[Excerpts from a dataset]
☆ ☆ ☆ ☆ ☆

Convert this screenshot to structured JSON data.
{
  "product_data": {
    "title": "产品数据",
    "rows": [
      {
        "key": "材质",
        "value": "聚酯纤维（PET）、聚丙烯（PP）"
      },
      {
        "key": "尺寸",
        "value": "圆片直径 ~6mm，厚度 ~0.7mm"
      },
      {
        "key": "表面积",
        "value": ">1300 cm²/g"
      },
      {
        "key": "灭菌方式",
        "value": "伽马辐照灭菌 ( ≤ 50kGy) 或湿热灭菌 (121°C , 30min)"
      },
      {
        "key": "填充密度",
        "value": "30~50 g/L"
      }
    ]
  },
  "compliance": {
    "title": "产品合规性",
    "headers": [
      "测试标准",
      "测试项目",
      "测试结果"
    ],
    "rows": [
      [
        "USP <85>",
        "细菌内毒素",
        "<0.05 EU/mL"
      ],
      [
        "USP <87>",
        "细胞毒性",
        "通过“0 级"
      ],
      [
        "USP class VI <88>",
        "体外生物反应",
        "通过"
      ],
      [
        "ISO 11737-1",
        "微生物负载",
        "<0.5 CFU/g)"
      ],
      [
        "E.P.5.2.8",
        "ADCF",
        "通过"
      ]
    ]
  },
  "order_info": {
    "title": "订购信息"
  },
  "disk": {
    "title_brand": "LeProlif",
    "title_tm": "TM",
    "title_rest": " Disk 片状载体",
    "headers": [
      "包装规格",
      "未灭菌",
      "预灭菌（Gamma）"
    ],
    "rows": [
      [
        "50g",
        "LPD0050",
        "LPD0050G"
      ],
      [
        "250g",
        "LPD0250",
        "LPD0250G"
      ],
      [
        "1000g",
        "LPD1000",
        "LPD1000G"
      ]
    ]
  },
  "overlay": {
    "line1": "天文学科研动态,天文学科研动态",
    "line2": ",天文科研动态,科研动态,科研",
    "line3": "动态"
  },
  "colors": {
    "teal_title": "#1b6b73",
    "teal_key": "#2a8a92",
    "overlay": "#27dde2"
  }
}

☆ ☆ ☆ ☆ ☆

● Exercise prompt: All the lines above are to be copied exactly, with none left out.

● Exercise solution:
Convert this screenshot to structured JSON data.
{
  "product_data": {
    "title": "产品数据",
    "rows": [
      {
        "key": "材质",
        "value": "聚酯纤维（PET）、聚丙烯（PP）"
      },
      {
        "key": "尺寸",
        "value": "圆片直径 ~6mm，厚度 ~0.7mm"
      },
      {
        "key": "表面积",
        "value": ">1300 cm²/g"
      },
      {
        "key": "灭菌方式",
        "value": "伽马辐照灭菌 ( ≤ 50kGy) 或湿热灭菌 (121°C , 30min)"
      },
      {
        "key": "填充密度",
        "value": "30~50 g/L"
      }
    ]
  },
  "compliance": {
    "title": "产品合规性",
    "headers": [
      "测试标准",
      "测试项目",
      "测试结果"
    ],
    "rows": [
      [
        "USP <85>",
        "细菌内毒素",
        "<0.05 EU/mL"
      ],
      [
        "USP <87>",
        "细胞毒性",
        "通过“0 级"
      ],
      [
        "USP class VI <88>",
        "体外生物反应",
        "通过"
      ],
      [
        "ISO 11737-1",
        "微生物负载",
        "<0.5 CFU/g)"
      ],
      [
        "E.P.5.2.8",
        "ADCF",
        "通过"
      ]
    ]
  },
  "order_info": {
    "title": "订购信息"
  },
  "disk": {
    "title_brand": "LeProlif",
    "title_tm": "TM",
    "title_rest": " Disk 片状载体",
    "headers": [
      "包装规格",
      "未灭菌",
      "预灭菌（Gamma）"
    ],
    "rows": [
      [
        "50g",
        "LPD0050",
        "LPD0050G"
      ],
      [
        "250g",
        "LPD0250",
        "LPD0250G"
      ],
      [
        "1000g",
        "LPD1000",
        "LPD1000G"
      ]
    ]
  },
  "overlay": {
    "line1": "天文学科研动态,天文学科研动态",
    "line2": ",天文科研动态,科研动态,科研",
    "line3": "动态"
  },
  "colors": {
    "teal_title": "#1b6b73",
    "teal_key": "#2a8a92",
    "overlay": "#27dde2"
  }
}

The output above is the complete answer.